"All too often, the double bass is an instrument that is, in the words of our previous president, "misunderestimated." It has a much wider range than is frequently employed in ensemble contexts. Effects too are underutilized in mainstream concert music; harmonics, in particular, can sound quite evocative on double bass. An object lesson in this regard is Christopher Roberts new recording on Cold Blue, Trios for Deep Voices, which includes not one, but three bassists Trios is inspired in part by Roberts 1981 trip to New Guinea. The sound of the countrys wildlife and music-making with natives in the Star Mountains both subtly infiltrate the proceedings; 'birdcalls' and percussive effects can be heard throughout the CD. Roberts is also influenced by minimalism to a certain degree, creating great swaths of overlapping repetitions and drone-based passages. For instance, on the albums opener, 'Hornbills,' the big, thick chords sounded by the three bassits are truly thrilling to hear. Trios contains a haunting lyricism as well. This is particularly evident in the final movement, 'Mesto,' which contains soaring solo melodies and supple pantonal harmonies deployed in frequent dynamic swells. By the end of the CD, any negative preconceptions the listener may have had about the double bass will doubtless be dispelled." Christian Carey, Sequenza21
"This CD is especially refreshing because it has been released at a time when contemporary composers are tempted to jump on the trendy bandwagon of world music and are tempted to paint their music with the superficial colors of expedient globalism. Robertson on the other hand has adeptly avoided the trap of exoticism.
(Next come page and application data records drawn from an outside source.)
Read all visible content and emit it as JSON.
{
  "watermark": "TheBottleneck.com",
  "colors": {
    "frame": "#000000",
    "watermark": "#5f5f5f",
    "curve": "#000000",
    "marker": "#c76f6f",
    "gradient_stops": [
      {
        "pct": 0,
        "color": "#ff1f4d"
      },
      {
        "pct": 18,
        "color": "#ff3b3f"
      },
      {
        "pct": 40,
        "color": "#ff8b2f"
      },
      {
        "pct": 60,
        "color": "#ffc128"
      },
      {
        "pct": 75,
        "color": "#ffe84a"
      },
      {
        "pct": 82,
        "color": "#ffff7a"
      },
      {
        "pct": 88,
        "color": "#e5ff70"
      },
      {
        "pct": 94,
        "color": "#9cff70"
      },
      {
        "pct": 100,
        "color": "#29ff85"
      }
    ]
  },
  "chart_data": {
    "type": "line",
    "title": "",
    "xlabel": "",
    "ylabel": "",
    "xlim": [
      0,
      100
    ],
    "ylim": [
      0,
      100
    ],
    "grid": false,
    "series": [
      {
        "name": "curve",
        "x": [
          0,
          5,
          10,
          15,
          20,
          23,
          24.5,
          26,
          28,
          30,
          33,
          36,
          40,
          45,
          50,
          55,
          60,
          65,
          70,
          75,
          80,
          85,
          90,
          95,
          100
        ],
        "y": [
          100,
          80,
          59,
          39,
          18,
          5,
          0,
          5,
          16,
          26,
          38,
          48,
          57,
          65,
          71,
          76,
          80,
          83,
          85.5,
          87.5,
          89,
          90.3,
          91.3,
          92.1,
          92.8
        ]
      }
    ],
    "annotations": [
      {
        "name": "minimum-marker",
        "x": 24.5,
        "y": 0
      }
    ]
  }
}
"In an interesting variation on the chamber music sound, three double basses are bowed, plucked, struck, and played in other interesting ways to good effect, bringing out power and emotions one normally doesn't associate with the instrument. Roberts' compositions also run the emotional gamut, dwelling more in a sort-of cinematic role with experimental upheavals and introspective passages; they bear a variety of trace influences from jazz to eastern flavored world music to dissonant soundtrack fare, rather than the typical (and strictly) classical that might most often be associated with this type of instrumental settingalthough that is here also in measured amounts. The five mid-length pieces were born of Roberts' many years living and studying music in the jungles of Papua New Guinea . . . One can almost hear the trees, birds, insects, streams and volcanoes between all these bass strings and the resonances and overtones they produce. The ten-page CD insert features many photographs Roberts took during his stay in Papua, and go far to illustrate the inspiration for the compositions."Peter Thelan, Exposé
"A beautiful CD theres nary a moment of dullness in the whole album. outright magnificent." Massimo Ricci, Touching Extremes (Italy)
"All to often, the double bass is an instrument that is, in the words of our previous president, 'misunderestimated.' While it is frequently used to secure the low end of an orchestra, playing sustained tones and ostinati, the bass also has extensive capacities as a solo instrument. It has a much wider range than is frequently employed in ensemble contexts. Effects too are underutilized in mainstream concert music; harmonics, in particular, can sound quite evocative on bass. An object lesson in this regard is Christopher Roberts' new recording Trios for Deep Voices, which includes not one but three bassists: Roberts, Mark Morton, and James Bergman. Trios is inspired in part by Roberts' 1981 trip to New Guinea. The sound of the country's wildlife and memories of music-making with natives in the Star Mountains subtly infiltrate the proceedings; percussive effects and birdcall imitations can be heard throughout the CD. Roberts is also influenced by minimalism, creating great swaths of overlapping repetitions and drones: the results can be thrilling, such as the big, thick chords sounded by the three bassists on the album's opener, Hornbills. Most important, though, is the haunting lyricism evident throughout the disc: it's particularly effective in the final movement, Mesto, where frequent dynamic swells give an extra lift to soaring solo melodies and supple pantonal harmonies." Christian Carey, Signal to Noise